**DATASET ENTRIES:**
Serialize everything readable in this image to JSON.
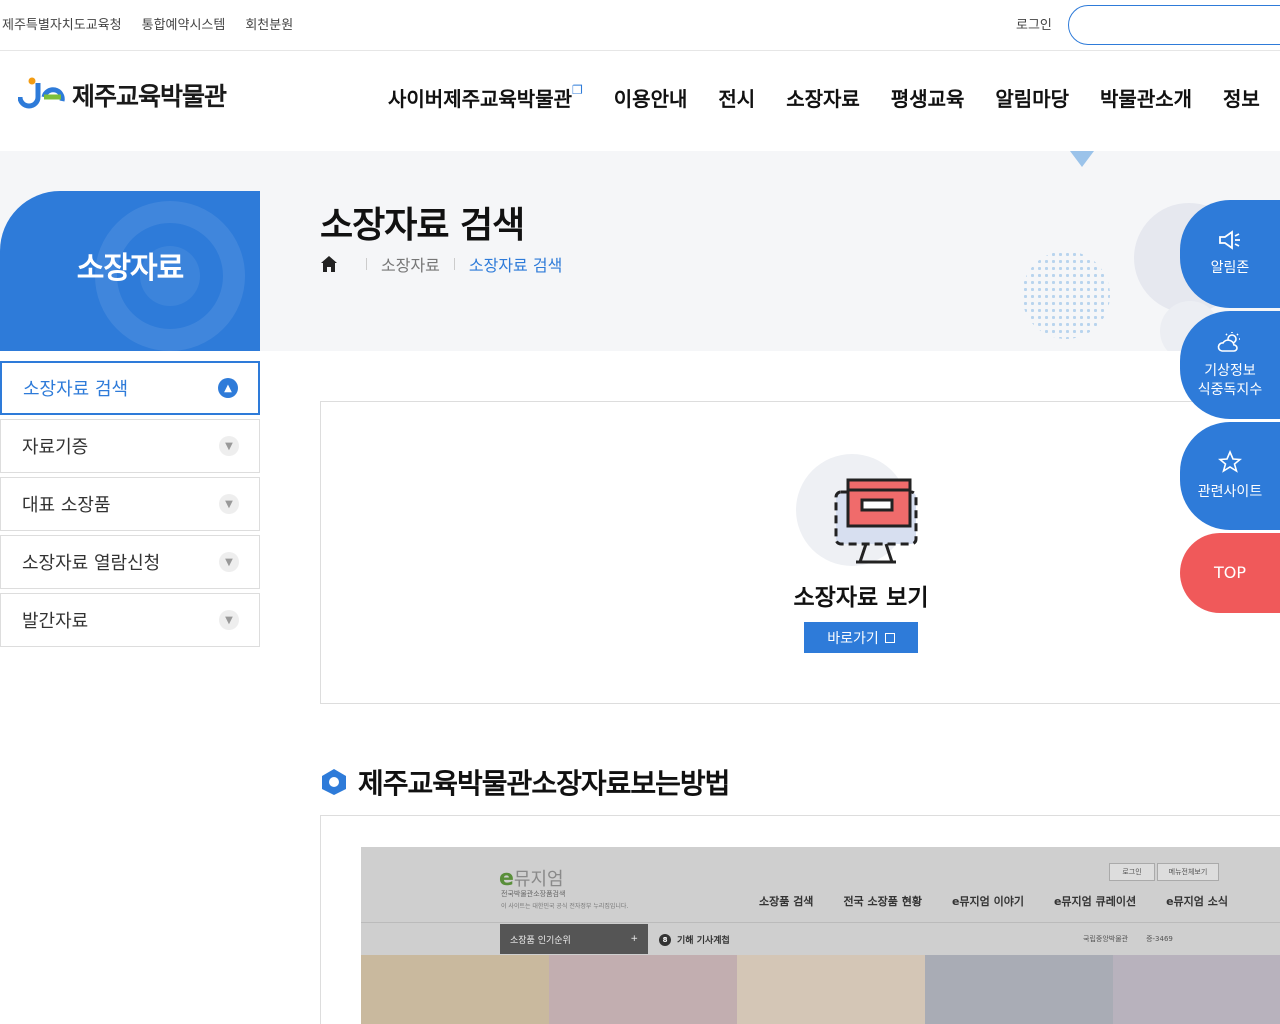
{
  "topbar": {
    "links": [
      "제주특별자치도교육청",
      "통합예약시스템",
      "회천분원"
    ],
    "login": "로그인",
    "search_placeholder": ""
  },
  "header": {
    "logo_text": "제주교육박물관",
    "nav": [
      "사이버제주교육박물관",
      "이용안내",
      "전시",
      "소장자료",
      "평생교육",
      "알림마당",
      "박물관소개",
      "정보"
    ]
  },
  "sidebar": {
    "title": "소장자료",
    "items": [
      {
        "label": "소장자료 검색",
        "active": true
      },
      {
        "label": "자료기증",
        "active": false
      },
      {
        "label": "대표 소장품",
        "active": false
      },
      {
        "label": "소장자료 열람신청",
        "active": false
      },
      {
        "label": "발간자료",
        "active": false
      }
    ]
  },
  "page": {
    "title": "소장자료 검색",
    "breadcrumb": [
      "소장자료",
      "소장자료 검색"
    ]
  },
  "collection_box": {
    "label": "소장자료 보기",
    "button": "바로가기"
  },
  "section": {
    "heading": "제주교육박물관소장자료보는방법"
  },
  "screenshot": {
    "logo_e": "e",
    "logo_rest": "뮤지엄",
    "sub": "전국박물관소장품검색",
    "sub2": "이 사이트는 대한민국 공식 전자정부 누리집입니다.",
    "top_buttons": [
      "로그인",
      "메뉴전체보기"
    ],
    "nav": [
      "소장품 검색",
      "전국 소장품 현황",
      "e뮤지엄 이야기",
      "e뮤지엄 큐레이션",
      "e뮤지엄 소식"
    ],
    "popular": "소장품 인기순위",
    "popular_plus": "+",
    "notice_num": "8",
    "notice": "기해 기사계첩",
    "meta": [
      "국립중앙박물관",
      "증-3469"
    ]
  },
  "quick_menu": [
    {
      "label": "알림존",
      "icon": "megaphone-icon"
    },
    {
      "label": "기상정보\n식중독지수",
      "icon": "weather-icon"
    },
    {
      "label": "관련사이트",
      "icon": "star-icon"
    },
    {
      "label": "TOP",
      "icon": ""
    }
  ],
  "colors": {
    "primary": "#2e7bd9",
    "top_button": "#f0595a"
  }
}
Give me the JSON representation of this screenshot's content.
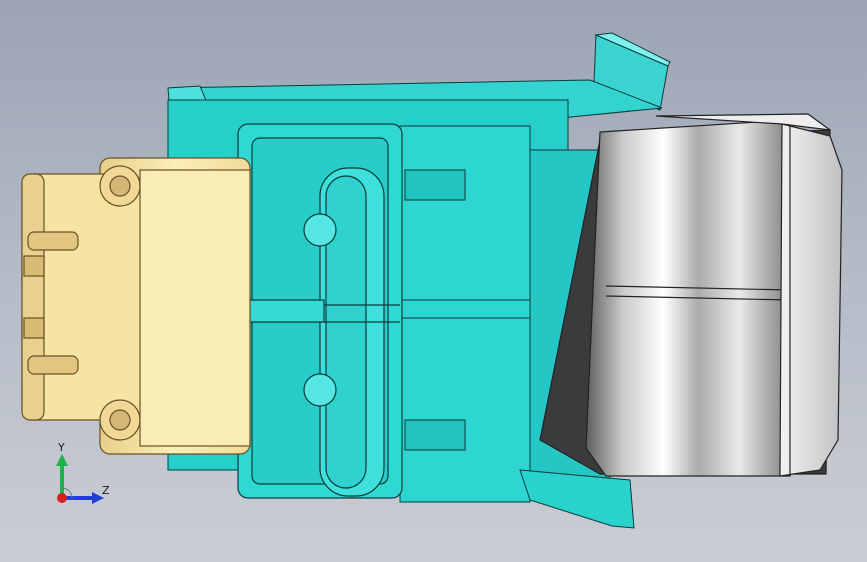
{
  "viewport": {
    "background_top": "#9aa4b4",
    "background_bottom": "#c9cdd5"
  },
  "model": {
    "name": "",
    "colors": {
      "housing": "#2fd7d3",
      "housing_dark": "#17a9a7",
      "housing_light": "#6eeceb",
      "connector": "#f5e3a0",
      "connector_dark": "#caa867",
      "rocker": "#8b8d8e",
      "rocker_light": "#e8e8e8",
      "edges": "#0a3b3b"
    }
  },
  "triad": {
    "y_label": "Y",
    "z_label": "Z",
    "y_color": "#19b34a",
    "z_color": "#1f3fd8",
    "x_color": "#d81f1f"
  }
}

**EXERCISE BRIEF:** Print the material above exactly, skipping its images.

**TASK SOLUTION:**
Serialize everything readable in this image to JSON.
{
  "topbar": {
    "links": [
      "제주특별자치도교육청",
      "통합예약시스템",
      "회천분원"
    ],
    "login": "로그인",
    "search_placeholder": ""
  },
  "header": {
    "logo_text": "제주교육박물관",
    "nav": [
      "사이버제주교육박물관",
      "이용안내",
      "전시",
      "소장자료",
      "평생교육",
      "알림마당",
      "박물관소개",
      "정보"
    ]
  },
  "sidebar": {
    "title": "소장자료",
    "items": [
      {
        "label": "소장자료 검색",
        "active": true
      },
      {
        "label": "자료기증",
        "active": false
      },
      {
        "label": "대표 소장품",
        "active": false
      },
      {
        "label": "소장자료 열람신청",
        "active": false
      },
      {
        "label": "발간자료",
        "active": false
      }
    ]
  },
  "page": {
    "title": "소장자료 검색",
    "breadcrumb": [
      "소장자료",
      "소장자료 검색"
    ]
  },
  "collection_box": {
    "label": "소장자료 보기",
    "button": "바로가기"
  },
  "section": {
    "heading": "제주교육박물관소장자료보는방법"
  },
  "screenshot": {
    "logo_e": "e",
    "logo_rest": "뮤지엄",
    "sub": "전국박물관소장품검색",
    "sub2": "이 사이트는 대한민국 공식 전자정부 누리집입니다.",
    "top_buttons": [
      "로그인",
      "메뉴전체보기"
    ],
    "nav": [
      "소장품 검색",
      "전국 소장품 현황",
      "e뮤지엄 이야기",
      "e뮤지엄 큐레이션",
      "e뮤지엄 소식"
    ],
    "popular": "소장품 인기순위",
    "popular_plus": "+",
    "notice_num": "8",
    "notice": "기해 기사계첩",
    "meta": [
      "국립중앙박물관",
      "증-3469"
    ]
  },
  "quick_menu": [
    {
      "label": "알림존",
      "icon": "megaphone-icon"
    },
    {
      "label": "기상정보\n식중독지수",
      "icon": "weather-icon"
    },
    {
      "label": "관련사이트",
      "icon": "star-icon"
    },
    {
      "label": "TOP",
      "icon": ""
    }
  ],
  "colors": {
    "primary": "#2e7bd9",
    "top_button": "#f0595a"
  }
}
Give me the JSON representation of this screenshot's content.
{
  "viewport": {
    "background_top": "#9aa4b4",
    "background_bottom": "#c9cdd5"
  },
  "model": {
    "name": "",
    "colors": {
      "housing": "#2fd7d3",
      "housing_dark": "#17a9a7",
      "housing_light": "#6eeceb",
      "connector": "#f5e3a0",
      "connector_dark": "#caa867",
      "rocker": "#8b8d8e",
      "rocker_light": "#e8e8e8",
      "edges": "#0a3b3b"
    }
  },
  "triad": {
    "y_label": "Y",
    "z_label": "Z",
    "y_color": "#19b34a",
    "z_color": "#1f3fd8",
    "x_color": "#d81f1f"
  }
}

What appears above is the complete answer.